Continuing the heels of record breaking year, it was obvious that energy storage in 2016 is on track to break through last year’s record.

The year-over-year increase will likely not be as dramatic as 2015’s 243% increase over 2014, but several developments in 2016 show that the storage market is developing in ways that could clear a path for accelerated growth in future years.

In its third quarter, the U.S. Energy Storage Monitor, GTM Research and the Energy Storage Association said they expect the U.S. energy storage market to grow to 260 MW in 2016, up from 226 MW in 2015.

However, it is not just the size and number of the installations in 2016 that is notable, but the quality and specific characteristics of those installations, analyst says.

Energy storage analyst with GTM Research, Brett Simon said “2016 has been a “transition year” for U.S. energy storage.”

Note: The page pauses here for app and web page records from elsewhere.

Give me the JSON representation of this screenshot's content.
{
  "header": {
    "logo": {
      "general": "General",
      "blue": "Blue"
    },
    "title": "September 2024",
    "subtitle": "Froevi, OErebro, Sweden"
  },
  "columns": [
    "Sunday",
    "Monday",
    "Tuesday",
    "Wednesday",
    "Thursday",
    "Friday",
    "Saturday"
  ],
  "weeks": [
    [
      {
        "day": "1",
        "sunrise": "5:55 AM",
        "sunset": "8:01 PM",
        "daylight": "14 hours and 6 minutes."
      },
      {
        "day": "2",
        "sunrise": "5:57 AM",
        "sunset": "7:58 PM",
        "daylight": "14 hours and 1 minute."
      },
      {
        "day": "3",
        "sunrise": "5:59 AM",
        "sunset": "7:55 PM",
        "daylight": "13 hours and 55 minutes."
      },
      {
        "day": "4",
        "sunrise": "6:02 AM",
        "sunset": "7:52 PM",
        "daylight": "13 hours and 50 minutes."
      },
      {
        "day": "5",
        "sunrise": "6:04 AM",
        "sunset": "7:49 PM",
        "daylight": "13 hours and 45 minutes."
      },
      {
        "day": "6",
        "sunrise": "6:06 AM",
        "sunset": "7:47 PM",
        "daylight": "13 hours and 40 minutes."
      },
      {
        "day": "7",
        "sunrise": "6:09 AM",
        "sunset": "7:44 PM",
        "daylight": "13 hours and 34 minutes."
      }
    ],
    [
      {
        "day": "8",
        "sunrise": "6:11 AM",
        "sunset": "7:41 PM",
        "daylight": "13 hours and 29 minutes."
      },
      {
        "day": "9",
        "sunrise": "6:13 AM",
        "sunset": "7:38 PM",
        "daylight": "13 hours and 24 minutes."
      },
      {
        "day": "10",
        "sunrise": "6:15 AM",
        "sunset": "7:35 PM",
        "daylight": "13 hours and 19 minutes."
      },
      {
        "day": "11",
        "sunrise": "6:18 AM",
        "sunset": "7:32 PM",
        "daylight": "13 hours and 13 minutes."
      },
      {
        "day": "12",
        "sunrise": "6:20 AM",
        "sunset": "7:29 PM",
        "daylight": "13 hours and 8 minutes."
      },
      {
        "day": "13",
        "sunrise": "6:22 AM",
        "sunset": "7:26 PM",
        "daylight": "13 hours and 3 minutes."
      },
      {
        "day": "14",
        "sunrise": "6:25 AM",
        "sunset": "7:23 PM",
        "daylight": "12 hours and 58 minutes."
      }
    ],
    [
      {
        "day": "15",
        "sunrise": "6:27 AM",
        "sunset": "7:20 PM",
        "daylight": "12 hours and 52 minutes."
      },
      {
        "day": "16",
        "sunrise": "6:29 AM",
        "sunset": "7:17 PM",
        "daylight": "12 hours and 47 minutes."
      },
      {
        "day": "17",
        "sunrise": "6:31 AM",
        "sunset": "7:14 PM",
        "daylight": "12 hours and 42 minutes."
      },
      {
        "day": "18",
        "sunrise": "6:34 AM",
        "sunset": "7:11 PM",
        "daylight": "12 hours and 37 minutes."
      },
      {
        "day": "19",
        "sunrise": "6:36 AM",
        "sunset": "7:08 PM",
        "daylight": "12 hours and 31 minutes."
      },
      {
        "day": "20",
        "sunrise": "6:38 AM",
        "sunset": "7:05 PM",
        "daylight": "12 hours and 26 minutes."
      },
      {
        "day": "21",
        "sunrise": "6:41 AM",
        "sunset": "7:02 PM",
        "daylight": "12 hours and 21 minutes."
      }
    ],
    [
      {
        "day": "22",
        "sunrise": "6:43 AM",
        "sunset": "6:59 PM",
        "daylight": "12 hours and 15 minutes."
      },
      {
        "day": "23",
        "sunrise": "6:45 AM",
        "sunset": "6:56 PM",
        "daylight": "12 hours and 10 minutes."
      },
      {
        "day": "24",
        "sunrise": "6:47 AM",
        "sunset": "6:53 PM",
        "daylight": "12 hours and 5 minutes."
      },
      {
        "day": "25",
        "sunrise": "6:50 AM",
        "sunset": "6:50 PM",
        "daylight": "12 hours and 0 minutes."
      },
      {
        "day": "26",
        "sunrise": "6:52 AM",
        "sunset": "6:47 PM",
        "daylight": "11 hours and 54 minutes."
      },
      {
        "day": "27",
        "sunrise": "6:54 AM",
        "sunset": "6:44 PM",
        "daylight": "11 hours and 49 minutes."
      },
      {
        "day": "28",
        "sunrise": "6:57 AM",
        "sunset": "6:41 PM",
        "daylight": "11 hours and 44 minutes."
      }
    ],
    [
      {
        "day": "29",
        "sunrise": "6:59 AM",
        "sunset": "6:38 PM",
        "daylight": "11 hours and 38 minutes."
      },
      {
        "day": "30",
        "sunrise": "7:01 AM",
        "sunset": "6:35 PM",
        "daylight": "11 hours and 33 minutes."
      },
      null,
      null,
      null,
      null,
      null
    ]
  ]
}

“2016 has seen a much more diverse energy storage market, both in terms of the types of systems (market segments) being deployed and the business models,” energy storage analyst with Navigant Research, Alex Eller also said.

While utility scale installations dominated the market in previous years, Eller said 2016 has seen more progress at all market levels. He pointed to contracts for demand response capacity and utility ownership programs as key drivers in that transition.

In June, for instance, Consolidated Edison, along with SunPower and Sunverge, announced a $15 million pilot program for a virtual power plant.

Eller also pointed to Southern California Edison’s selection of Swell Energy to install 20 MWh of storage across 3,000 homes for grid services as an example of an innovative business model that offers residential customers energy systems by aggregating systems and selling the output as a demand resource service to a utility.

In the commercial and industrial market, companies such as Stem and Advanced Microgrid Solutions (AMS) have had success using a similar business model that looks to monetize the benefits of storage for both hosts and utilities.

Recent changes in California ISO rules, could make even easier for storage to participate as a demand resource tool in the state’s wholesale market.